─── Task inputs ───

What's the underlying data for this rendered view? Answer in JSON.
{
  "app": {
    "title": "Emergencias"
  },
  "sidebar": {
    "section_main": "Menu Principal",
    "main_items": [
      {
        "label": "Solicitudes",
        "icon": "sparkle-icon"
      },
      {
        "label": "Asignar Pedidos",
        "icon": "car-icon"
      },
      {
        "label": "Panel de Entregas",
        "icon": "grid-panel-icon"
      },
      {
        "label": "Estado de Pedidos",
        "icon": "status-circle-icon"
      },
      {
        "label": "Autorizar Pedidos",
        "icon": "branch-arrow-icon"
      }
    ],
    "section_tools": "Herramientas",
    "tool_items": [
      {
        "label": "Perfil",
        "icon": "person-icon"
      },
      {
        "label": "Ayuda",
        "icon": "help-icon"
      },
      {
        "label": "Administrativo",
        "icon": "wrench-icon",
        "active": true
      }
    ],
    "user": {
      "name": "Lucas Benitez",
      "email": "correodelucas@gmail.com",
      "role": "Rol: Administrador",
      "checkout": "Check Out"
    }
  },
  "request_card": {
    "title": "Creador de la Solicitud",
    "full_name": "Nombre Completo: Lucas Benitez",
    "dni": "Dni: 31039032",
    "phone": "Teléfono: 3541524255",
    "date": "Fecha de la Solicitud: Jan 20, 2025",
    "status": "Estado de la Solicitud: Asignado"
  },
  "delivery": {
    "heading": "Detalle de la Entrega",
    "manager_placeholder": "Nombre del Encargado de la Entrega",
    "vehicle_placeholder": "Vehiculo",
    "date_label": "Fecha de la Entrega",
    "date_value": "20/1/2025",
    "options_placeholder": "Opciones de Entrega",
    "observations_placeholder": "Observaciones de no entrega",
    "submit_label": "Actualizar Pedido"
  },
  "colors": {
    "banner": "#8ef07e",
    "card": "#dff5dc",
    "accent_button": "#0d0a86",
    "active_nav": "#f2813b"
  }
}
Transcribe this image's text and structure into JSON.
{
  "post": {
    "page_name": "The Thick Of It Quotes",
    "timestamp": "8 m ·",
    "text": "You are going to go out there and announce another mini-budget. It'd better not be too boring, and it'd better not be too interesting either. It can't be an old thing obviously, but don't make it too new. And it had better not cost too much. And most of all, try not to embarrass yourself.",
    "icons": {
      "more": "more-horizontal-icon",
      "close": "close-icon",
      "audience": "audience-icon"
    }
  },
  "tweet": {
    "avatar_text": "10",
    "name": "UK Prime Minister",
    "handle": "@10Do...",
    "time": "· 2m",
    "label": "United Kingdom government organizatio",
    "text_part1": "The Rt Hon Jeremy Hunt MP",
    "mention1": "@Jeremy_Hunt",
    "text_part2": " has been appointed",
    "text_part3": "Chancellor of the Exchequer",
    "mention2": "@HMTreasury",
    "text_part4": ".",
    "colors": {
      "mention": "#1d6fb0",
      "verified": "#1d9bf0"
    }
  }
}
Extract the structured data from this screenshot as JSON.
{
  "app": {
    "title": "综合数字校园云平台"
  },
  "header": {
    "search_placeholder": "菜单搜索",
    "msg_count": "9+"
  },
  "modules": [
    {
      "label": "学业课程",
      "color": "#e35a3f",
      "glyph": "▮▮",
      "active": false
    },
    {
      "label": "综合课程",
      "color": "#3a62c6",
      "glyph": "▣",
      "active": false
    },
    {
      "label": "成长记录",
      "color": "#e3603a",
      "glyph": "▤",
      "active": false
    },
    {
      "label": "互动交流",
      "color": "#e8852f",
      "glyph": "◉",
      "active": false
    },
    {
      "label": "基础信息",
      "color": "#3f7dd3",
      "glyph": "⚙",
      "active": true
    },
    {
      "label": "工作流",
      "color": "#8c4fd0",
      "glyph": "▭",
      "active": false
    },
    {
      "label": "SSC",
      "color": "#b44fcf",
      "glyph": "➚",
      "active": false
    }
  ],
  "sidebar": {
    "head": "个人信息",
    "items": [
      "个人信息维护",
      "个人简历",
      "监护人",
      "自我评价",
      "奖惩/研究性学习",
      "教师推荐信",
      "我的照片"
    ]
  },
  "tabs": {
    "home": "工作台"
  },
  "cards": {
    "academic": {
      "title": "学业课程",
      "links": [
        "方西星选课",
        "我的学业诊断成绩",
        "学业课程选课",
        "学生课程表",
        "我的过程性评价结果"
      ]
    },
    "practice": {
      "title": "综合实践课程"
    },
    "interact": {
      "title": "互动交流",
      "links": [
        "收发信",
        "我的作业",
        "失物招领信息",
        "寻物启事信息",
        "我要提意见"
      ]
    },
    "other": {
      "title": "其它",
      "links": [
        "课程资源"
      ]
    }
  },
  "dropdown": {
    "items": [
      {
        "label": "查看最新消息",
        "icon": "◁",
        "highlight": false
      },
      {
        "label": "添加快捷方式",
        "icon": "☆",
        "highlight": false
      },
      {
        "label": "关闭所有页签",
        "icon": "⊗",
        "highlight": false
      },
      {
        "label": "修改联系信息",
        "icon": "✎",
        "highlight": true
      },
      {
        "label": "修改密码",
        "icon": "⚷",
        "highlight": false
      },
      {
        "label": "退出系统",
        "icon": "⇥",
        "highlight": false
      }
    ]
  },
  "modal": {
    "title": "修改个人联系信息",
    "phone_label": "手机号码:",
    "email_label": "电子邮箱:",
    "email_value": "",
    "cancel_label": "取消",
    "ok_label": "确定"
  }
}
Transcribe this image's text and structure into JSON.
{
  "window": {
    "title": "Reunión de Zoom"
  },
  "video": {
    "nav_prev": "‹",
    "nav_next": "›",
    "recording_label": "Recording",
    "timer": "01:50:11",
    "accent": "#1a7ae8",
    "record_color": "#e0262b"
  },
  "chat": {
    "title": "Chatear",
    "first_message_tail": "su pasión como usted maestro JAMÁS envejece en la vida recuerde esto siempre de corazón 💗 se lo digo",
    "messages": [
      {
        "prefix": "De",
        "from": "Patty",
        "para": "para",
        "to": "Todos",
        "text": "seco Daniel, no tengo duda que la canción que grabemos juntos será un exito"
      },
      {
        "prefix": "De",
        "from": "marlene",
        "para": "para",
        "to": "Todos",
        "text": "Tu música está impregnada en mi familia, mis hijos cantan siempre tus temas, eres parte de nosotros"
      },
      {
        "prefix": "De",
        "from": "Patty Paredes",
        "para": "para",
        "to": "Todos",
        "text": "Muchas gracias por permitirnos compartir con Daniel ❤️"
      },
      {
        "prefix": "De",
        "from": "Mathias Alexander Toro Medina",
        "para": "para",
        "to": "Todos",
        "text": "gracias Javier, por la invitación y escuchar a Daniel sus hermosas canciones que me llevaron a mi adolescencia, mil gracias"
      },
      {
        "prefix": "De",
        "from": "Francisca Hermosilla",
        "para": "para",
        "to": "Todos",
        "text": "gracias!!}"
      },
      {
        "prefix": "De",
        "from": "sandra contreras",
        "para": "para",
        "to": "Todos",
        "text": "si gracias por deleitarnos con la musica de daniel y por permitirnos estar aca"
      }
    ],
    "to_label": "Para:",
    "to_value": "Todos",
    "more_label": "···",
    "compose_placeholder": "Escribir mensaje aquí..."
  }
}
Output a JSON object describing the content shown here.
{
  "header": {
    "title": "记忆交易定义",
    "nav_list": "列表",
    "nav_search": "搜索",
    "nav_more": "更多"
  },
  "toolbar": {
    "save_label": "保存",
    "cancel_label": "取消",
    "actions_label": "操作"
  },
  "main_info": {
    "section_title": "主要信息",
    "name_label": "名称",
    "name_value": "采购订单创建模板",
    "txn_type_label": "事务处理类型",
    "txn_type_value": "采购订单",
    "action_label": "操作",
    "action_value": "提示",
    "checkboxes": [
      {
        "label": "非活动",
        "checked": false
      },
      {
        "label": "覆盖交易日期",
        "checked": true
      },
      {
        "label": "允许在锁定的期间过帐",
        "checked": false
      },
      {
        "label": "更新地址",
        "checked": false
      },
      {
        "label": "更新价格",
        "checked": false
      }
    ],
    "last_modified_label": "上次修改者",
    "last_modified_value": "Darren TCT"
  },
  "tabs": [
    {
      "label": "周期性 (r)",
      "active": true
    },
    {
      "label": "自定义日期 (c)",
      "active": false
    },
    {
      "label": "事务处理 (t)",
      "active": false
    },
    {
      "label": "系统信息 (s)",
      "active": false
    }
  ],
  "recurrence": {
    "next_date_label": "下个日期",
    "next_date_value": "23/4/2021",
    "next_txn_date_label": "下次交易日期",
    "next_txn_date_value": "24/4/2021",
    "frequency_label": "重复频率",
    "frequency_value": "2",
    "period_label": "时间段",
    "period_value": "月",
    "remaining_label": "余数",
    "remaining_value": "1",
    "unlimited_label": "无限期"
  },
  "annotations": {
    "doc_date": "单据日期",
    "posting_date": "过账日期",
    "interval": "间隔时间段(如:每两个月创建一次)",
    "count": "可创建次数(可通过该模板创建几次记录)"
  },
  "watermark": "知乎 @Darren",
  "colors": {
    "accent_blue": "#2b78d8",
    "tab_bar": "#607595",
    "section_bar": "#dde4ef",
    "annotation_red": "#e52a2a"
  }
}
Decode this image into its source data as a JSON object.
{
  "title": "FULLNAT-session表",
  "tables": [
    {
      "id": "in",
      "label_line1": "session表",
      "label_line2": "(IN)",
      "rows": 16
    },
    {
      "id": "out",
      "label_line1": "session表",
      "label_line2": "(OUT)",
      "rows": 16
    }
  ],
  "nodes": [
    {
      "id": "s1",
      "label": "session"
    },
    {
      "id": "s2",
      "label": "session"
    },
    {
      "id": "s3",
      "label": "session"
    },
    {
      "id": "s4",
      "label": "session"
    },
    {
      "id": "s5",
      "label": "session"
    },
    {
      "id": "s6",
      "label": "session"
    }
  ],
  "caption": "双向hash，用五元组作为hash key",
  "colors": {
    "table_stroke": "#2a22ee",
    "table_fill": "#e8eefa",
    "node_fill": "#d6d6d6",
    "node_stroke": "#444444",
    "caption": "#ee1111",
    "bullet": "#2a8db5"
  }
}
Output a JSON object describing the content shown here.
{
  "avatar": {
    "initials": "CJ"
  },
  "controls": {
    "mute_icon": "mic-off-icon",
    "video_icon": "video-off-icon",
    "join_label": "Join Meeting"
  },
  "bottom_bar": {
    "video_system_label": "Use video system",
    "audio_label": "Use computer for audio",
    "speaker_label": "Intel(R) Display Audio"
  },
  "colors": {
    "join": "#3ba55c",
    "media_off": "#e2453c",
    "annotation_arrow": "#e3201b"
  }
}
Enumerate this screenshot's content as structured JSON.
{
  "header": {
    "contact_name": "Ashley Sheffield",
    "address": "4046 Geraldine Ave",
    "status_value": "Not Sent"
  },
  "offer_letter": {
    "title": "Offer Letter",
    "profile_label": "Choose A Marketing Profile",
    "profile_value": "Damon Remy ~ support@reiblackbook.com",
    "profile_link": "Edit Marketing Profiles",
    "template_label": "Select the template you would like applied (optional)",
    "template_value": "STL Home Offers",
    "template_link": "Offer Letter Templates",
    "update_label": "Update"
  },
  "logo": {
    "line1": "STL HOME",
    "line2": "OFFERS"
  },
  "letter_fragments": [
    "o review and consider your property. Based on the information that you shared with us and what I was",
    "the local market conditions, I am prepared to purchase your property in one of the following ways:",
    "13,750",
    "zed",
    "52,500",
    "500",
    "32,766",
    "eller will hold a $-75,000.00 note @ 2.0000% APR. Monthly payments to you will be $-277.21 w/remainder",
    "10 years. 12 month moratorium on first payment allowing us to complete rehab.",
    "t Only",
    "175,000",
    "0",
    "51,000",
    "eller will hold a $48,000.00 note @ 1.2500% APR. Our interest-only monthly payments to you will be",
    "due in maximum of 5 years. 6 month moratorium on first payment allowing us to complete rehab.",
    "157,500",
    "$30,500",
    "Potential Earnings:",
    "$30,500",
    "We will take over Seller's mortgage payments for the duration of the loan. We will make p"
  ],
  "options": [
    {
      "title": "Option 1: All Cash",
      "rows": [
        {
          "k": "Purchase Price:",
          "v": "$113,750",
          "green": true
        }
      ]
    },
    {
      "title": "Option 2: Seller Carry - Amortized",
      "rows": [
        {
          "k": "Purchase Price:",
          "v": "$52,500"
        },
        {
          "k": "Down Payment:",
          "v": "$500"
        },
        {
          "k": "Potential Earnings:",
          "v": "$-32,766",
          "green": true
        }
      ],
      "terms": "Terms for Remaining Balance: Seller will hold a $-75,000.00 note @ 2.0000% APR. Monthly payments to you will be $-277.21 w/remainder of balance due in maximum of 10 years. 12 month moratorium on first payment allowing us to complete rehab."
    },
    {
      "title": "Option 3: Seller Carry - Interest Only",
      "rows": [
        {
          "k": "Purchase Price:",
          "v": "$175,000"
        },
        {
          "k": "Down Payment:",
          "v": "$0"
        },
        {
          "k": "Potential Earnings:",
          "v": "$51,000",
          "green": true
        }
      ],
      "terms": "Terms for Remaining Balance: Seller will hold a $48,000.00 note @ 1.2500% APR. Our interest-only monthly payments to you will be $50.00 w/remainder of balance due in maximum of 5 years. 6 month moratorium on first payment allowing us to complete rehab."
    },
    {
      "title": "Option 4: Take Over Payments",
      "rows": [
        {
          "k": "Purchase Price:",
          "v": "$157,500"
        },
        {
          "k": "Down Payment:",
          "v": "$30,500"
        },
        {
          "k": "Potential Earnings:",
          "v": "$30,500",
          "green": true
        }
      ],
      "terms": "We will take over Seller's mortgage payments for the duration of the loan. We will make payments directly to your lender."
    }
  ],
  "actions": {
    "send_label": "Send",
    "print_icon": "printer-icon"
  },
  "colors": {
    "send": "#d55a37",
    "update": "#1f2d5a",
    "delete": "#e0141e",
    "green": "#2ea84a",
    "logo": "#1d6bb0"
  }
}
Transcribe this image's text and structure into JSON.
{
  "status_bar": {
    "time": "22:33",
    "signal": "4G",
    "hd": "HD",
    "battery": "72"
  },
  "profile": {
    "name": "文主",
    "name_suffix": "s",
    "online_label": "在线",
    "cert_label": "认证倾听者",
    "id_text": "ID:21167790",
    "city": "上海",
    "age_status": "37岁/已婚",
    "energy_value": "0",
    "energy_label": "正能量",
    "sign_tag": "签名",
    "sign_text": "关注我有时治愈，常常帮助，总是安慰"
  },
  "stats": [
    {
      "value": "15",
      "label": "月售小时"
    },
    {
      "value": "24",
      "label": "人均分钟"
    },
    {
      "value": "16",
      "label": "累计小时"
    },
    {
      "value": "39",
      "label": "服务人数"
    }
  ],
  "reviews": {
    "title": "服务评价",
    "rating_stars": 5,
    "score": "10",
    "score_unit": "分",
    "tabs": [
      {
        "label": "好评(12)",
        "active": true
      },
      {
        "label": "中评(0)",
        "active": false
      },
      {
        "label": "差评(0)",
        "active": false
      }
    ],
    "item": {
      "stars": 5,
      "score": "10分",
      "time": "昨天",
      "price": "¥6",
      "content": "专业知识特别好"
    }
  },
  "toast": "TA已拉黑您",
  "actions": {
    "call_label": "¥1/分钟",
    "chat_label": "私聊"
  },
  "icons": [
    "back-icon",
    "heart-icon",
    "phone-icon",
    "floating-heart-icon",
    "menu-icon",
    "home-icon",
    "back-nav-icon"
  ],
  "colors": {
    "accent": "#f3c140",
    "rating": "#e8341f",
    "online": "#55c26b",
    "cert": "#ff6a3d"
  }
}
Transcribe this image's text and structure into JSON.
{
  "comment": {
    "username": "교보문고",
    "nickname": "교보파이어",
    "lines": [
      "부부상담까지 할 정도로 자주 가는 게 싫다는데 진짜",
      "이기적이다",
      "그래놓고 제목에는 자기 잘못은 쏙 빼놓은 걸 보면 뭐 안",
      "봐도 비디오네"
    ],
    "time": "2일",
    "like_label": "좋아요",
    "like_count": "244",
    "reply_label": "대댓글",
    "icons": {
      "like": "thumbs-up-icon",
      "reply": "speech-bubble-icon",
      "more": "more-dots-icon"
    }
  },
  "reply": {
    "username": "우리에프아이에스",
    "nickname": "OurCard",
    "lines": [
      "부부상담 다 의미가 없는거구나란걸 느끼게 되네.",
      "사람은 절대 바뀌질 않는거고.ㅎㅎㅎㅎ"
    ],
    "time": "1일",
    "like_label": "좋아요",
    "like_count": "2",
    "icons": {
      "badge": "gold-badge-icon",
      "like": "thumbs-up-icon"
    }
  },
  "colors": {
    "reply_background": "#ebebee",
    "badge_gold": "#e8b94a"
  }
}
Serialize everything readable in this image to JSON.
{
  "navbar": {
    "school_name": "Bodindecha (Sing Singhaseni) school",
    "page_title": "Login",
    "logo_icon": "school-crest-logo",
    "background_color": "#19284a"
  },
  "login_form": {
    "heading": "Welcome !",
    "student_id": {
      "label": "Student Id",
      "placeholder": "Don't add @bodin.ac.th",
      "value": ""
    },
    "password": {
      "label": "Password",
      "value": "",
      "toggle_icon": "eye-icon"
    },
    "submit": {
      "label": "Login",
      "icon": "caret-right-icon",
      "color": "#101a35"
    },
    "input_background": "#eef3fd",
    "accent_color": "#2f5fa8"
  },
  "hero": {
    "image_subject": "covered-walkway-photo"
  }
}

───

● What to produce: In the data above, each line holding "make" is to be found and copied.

● Exercise answer:
    "text": "You are going to go out there and announce another mini-budget. It'd better not be too boring, and it'd better not be too interesting either. It can't be an old thing obviously, but don't make it too new. And it had better not cost too much. And most of all, try not to embarrass yourself.",
    "We will take over Seller's mortgage payments for the duration of the loan. We will make p"
      "terms": "We will take over Seller's mortgage payments for the duration of the loan. We will make payments directly to your lender."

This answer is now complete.